## [EXERCISE]
Examine the material below. Gather every line in which the string "title" appears.

## [RAW DATA]

....................

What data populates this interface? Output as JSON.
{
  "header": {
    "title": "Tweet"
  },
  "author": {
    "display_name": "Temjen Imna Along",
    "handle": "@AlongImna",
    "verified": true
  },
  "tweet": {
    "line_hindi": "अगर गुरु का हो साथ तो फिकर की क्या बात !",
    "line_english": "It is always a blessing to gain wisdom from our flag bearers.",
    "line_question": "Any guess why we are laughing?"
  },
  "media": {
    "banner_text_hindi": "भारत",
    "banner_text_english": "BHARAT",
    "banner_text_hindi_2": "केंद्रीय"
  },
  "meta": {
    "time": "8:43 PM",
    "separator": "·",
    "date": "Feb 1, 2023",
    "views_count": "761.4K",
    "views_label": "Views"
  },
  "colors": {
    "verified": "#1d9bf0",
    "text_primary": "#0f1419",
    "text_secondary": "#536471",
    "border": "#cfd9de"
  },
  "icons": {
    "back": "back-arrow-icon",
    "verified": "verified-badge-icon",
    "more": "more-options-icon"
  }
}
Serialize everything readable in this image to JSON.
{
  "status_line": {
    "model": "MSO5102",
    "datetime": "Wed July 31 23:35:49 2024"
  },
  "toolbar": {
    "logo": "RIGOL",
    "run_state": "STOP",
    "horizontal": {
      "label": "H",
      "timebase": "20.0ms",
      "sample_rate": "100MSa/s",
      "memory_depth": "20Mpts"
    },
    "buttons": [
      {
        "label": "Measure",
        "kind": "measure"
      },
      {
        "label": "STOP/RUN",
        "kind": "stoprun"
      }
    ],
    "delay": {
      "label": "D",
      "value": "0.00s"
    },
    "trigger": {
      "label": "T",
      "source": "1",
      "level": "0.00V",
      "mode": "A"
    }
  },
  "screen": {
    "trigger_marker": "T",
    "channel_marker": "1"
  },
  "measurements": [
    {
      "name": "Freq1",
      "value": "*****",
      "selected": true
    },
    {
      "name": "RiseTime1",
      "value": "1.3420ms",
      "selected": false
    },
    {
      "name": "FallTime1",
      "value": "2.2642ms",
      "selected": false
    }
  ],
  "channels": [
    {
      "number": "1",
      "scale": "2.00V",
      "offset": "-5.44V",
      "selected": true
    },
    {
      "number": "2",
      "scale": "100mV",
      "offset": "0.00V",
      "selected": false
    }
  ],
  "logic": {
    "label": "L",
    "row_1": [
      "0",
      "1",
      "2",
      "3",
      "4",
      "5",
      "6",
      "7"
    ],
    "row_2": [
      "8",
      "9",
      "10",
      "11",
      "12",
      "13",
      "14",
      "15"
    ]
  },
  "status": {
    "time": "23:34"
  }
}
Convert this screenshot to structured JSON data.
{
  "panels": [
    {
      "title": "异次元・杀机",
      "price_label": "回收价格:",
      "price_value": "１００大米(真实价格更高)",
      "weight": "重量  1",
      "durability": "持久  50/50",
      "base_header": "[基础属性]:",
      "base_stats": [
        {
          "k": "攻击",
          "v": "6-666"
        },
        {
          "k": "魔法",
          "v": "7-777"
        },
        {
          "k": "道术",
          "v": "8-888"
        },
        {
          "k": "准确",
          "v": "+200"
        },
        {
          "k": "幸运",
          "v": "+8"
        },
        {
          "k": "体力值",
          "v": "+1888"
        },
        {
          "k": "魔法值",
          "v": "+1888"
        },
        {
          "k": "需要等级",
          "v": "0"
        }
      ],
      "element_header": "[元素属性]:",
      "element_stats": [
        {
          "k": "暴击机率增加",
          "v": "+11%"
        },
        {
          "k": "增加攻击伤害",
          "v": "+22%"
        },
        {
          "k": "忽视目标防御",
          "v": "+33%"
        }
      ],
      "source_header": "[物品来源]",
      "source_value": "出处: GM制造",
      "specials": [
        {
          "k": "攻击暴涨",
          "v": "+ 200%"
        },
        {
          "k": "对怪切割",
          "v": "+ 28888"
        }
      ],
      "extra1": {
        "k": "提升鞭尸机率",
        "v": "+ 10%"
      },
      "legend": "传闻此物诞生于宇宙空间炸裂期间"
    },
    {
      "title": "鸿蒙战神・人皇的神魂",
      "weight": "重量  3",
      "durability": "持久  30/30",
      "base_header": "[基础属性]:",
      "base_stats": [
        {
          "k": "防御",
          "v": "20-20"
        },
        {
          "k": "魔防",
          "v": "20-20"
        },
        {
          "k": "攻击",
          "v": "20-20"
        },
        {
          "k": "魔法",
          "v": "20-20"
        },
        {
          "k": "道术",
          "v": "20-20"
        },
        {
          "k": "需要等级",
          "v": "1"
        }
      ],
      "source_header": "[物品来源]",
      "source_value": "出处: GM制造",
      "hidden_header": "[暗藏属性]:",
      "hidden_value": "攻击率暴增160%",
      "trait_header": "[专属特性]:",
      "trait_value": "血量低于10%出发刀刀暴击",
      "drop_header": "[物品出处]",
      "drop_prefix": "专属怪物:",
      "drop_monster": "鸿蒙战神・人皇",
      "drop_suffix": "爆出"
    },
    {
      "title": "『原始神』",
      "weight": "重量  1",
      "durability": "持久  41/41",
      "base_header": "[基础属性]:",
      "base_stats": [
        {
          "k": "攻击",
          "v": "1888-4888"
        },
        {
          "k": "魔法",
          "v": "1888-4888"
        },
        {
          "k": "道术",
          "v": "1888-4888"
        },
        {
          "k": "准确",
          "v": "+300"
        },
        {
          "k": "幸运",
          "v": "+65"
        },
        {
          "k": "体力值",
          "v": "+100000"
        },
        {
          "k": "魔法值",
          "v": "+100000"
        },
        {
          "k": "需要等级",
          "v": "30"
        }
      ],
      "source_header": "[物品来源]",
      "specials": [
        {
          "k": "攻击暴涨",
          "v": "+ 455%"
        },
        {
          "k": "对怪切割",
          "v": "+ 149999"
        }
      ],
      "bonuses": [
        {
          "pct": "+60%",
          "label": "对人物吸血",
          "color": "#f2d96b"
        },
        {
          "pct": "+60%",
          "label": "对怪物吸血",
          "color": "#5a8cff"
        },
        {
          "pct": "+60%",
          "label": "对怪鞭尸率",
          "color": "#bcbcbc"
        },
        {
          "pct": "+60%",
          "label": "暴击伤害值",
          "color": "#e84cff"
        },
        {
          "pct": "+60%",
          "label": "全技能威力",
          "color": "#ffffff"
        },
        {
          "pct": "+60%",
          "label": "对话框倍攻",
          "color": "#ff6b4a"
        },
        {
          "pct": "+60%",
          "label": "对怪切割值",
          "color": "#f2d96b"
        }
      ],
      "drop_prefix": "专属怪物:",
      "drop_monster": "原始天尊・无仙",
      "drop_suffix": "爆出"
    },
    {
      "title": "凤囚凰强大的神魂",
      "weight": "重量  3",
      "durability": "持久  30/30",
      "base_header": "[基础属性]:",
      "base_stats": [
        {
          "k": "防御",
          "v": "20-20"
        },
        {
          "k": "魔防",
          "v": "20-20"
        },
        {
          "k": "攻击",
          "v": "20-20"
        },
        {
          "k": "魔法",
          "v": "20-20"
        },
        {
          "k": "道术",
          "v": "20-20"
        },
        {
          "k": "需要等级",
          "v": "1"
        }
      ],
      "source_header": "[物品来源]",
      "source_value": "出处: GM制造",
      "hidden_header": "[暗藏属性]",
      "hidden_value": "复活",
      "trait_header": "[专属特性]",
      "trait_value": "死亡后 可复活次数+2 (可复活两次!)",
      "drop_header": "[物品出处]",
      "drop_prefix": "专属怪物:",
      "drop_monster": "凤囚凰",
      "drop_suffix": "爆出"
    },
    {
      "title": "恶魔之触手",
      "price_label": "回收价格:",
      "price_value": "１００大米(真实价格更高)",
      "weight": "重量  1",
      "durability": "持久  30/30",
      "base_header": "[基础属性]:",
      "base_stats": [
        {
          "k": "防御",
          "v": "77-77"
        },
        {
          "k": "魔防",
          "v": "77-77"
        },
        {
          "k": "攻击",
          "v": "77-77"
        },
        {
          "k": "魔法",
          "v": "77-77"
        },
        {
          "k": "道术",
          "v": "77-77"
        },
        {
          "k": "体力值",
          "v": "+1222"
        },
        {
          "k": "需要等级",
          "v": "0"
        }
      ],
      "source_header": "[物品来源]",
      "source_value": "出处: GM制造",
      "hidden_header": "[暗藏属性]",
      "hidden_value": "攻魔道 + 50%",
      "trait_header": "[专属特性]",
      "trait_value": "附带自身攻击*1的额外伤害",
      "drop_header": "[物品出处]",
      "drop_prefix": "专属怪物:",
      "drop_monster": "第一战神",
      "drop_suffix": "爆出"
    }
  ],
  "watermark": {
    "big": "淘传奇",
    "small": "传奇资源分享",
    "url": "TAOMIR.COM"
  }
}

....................

## [EXERCISE OUTPUT]
    "title": "Tweet"
      "title": "异次元・杀机",
      "title": "鸿蒙战神・人皇的神魂",
      "title": "『原始神』",
      "title": "凤囚凰强大的神魂",
      "title": "恶魔之触手",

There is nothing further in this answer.